Word came from the downtown Retail Task Force — an entity created by Mayor Annise Parker in cooperation with the Houston Downtown Management District following Macy's closure announcement — that Houston could absorb a good deal of retail space downtown.
"With a shopping trade area of more than 74,000 residents within a 2-mile radius of the urban core and recent supporting retail studies, the Retail Task Force strongly believes that downtown can absorb at least another 350,000 square feet of retail, especially now with Macy's closing," said task force chair Fred Griffin of Griffin Partners in a statement.
"The Retail Task Force strongly believes that downtown can absorb at least another 350,000 square feet of retail."
To put it in perspective, that number is less than half the footprint of the historic 788,000 square foot store.
"In addition to the strong residential trade area, downtown also has an office population of 140,000 and more than 18 million visitors annually to sustain shopping — the key is the right stores in the right locations," Griffin continued.

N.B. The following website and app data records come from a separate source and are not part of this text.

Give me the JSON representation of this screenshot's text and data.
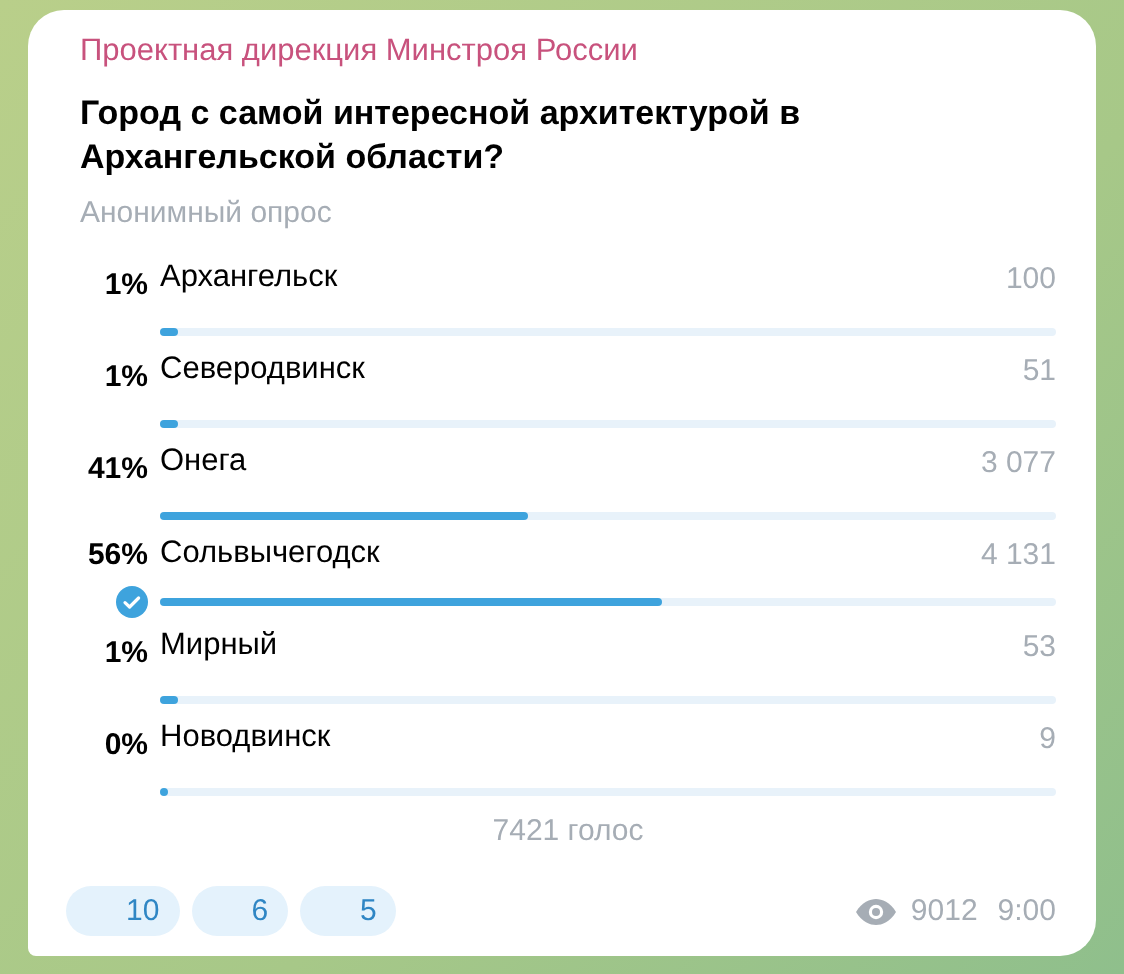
{
  "channel": {
    "name": "Проектная дирекция Минстроя России"
  },
  "poll": {
    "question": "Город с самой интересной архитектурой в Архангельской области?",
    "type": "Анонимный опрос",
    "options": [
      {
        "percent": "1%",
        "label": "Архангельск",
        "votes": "100",
        "level": 0.02,
        "selected": false
      },
      {
        "percent": "1%",
        "label": "Северодвинск",
        "votes": "51",
        "level": 0.02,
        "selected": false
      },
      {
        "percent": "41%",
        "label": "Онега",
        "votes": "3 077",
        "level": 0.41,
        "selected": false
      },
      {
        "percent": "56%",
        "label": "Сольвычегодск",
        "votes": "4 131",
        "level": 0.56,
        "selected": true
      },
      {
        "percent": "1%",
        "label": "Мирный",
        "votes": "53",
        "level": 0.02,
        "selected": false
      },
      {
        "percent": "0%",
        "label": "Новодвинск",
        "votes": "9",
        "level": 0.01,
        "selected": false
      }
    ],
    "total": "7421 голос"
  },
  "reactions": [
    {
      "count": "10"
    },
    {
      "count": "6"
    },
    {
      "count": "5"
    }
  ],
  "views": "9012",
  "time": "9:00"
}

These findings come from a 20-question survey released in January to gauge the shopping habits of downtown residents and office employees. Overall, out of 1,776 respondents, more than half currently shop downtown more than once a month and 94.5 percent answered that they would "definitely shop downtown if the right merchandise was offered and if the stores were in the right location with appropriate shopping hours."
The task force is specifically looking at the viability and feasibility of developing in the "Retail Core," identified as Main Street and Dallas Street and adjacent streets Lamar, McKinney, Milam and Travis.
Over the next phase of work, the task force will engage stakeholders about parking, improved pedestrian and building lighting and other street-level concerns; discuss potential locations with national retailers and expand contact with both local and national prospective retailers; develop coordinated retail leasing strategies; and look at ways that the tunnel system can better engage with street level retail.